Differential calculus

A new transmission system will benefit drivers and engineers in the challenging world of extreme rally racing, its UK developer has claimed.

A new transmission system will benefit drivers and engineers in the challenging world of extreme rally racing, its UK developer has claimed.

Xtrac produced its new six-speed gearbox and rear differential, called ‘532’, in response to rule changes by motorsports governing body the FIA.

The changes allowed additional approved manufacturers to provide transmissions for cars entering Super 2000 rallies.

Previously, SWR Motorsport, with its SADEV gearbox, was the only authorised supplier of transmissions for Super 2000 cars.
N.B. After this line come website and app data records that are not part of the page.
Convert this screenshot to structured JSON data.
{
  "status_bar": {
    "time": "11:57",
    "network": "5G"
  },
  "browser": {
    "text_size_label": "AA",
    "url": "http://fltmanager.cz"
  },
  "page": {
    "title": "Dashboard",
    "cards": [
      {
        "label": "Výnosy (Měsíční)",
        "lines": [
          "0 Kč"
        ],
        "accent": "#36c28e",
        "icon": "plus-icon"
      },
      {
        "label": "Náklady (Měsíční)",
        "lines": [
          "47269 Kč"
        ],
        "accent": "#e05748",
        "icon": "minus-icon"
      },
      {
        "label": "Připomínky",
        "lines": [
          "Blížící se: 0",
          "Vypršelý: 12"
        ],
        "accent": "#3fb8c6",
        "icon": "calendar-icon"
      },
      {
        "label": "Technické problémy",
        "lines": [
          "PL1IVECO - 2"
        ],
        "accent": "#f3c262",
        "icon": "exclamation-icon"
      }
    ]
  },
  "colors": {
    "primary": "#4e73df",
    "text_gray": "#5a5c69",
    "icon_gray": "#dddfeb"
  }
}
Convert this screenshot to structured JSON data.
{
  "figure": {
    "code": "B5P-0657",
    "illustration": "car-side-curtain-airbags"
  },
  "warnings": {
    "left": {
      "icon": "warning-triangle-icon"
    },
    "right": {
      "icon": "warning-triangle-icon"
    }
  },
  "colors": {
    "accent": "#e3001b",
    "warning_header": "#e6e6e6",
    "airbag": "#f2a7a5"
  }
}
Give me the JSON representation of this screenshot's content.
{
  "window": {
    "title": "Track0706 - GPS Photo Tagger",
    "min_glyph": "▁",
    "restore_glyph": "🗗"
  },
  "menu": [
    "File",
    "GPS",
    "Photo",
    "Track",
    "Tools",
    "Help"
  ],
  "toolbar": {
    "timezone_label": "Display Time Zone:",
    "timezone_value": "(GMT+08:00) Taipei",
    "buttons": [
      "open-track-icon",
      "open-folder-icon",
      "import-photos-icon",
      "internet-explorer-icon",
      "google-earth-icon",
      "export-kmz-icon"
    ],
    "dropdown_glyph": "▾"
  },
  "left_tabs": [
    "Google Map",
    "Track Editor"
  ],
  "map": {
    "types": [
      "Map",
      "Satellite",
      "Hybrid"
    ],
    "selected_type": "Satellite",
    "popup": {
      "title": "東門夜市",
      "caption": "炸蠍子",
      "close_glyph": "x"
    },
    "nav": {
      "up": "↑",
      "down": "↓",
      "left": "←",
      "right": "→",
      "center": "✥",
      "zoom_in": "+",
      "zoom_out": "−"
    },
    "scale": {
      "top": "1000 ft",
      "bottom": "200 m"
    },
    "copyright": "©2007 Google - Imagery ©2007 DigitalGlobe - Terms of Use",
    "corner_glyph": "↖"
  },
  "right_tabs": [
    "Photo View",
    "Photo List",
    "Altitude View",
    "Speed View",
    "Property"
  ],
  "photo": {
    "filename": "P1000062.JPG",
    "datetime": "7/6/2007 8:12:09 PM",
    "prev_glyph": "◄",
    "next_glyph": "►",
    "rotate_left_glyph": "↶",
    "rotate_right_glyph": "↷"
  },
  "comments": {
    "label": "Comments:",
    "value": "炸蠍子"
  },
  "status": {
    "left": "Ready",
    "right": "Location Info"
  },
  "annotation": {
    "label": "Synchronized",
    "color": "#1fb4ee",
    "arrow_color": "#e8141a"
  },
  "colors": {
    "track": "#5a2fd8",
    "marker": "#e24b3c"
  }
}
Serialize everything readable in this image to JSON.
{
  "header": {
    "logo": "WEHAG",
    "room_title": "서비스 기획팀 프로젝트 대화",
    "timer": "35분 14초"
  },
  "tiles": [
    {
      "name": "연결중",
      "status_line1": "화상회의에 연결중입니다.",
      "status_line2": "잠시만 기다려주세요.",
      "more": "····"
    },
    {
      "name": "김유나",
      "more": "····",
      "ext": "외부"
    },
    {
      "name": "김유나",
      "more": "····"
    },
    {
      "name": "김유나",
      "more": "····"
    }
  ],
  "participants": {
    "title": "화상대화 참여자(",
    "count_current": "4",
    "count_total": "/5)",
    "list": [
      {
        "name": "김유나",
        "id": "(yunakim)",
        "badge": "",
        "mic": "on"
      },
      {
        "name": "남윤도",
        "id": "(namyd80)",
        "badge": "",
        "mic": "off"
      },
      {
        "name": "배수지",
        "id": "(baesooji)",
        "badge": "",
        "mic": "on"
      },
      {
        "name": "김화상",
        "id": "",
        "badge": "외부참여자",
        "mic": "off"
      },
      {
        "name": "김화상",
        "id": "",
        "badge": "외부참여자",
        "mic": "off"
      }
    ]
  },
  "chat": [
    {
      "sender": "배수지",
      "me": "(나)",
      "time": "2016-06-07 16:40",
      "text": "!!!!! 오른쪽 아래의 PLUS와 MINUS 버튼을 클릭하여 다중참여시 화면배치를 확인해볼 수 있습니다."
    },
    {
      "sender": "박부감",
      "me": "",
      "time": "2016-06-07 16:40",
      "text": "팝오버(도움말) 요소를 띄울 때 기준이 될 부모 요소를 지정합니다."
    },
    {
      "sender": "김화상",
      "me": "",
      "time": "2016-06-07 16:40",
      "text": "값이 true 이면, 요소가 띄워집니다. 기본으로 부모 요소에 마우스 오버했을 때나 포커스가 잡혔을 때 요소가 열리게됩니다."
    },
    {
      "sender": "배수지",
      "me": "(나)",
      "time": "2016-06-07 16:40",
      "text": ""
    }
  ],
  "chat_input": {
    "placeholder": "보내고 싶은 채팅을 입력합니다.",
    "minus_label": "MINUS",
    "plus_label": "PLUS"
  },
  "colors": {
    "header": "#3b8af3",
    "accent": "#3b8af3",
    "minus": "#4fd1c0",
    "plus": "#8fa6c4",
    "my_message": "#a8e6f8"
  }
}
But there are now three FIA-approved suppliers, including Xtrac and Ricardo.

The FIA introduced the new regulations in an effort to keep down the cost of taking part in motorsport by increasing competition.

‘To meet FIA requirements we have put a lot of effort into achieving the lowest possible costs, while ensuring that technically we have a reliable and lightweight transmission,’ said Adrian Moore, Xtrac technical director.

The gearbox was designed at the company’s technical centre at Thatcham in Berkshire, where the product will also be manufactured and assembled.

Xtrac designed ‘532’ to comply with regulations for four- wheel-drive Super 2000 rally cars, which usually need power and torque of around 280bhp and 250Nm respectively.

This meant that strict quality control at all stages of the manufacturing process was necessary to ensure the production of a transmission system that could withstand the extreme conditions of the sport.

‘This latest gearbox from Xtrac is strongly underpinned by major investments in state-of-the-art manufacturing processes,’ said Moore.

‘Our advanced research and development facilities have given us a real edge with this new transmission in its design, sub- system behaviour, gear technology, rotating dynamics and metallurgy,’ he claimed.

Xtrac said the 63kg ‘532’ should have benefits for both drivers and rally engineers. Drivers should notice a more efficient differential and a lighter sequential gearbox.

Rally engineers should find the gear clusters easier to remove to make ratio changes. They will also be able to adjust the front, centre and rear differentials from the exterior of the car.

In the ‘532’, the gearbox has a range of up to 25 gear ratios (the ratio of the speed of rotation of the powered gear of a gear train to that of the final or driven gear). The drive is directly connected from the clutch to the cluster of six forward gears, the maximum number authorised by the FIA.

The force produced powers the bevel gear ‘Salisbury’ type centre differential with a 50/50 torque split. Salisbury gears are either of a pair of gears with teeth surfaces cut so that they can connect unparallel gear shafts.

The differential also contains a Belleville spring to provide a positive pre-load that is externally adjustable.

The centre differential creates an output directed to the front differential and the rear drive bevel gear set. The rear differential contains a hydraulically operated rear drive disconnect unit operated without additional complex and costly pumps.

The locking features of the transmission can be adjusted using a range of differential ramp and cross pin angles.

To make the ‘532’, Xtrac coated the friction discs with molydenum steel, and used the Klingelnberg cyclo-palloid hard cutting process to manufacture the gearbox output and rear differential final drive bevel gears.

Xtrac said all the components fulfil the required FIA life of a minimum of 2,000km of extreme use.

With more than 100 Super 2000 rally cars operating in the field, the newly opened market should provide ample opportunities for the company.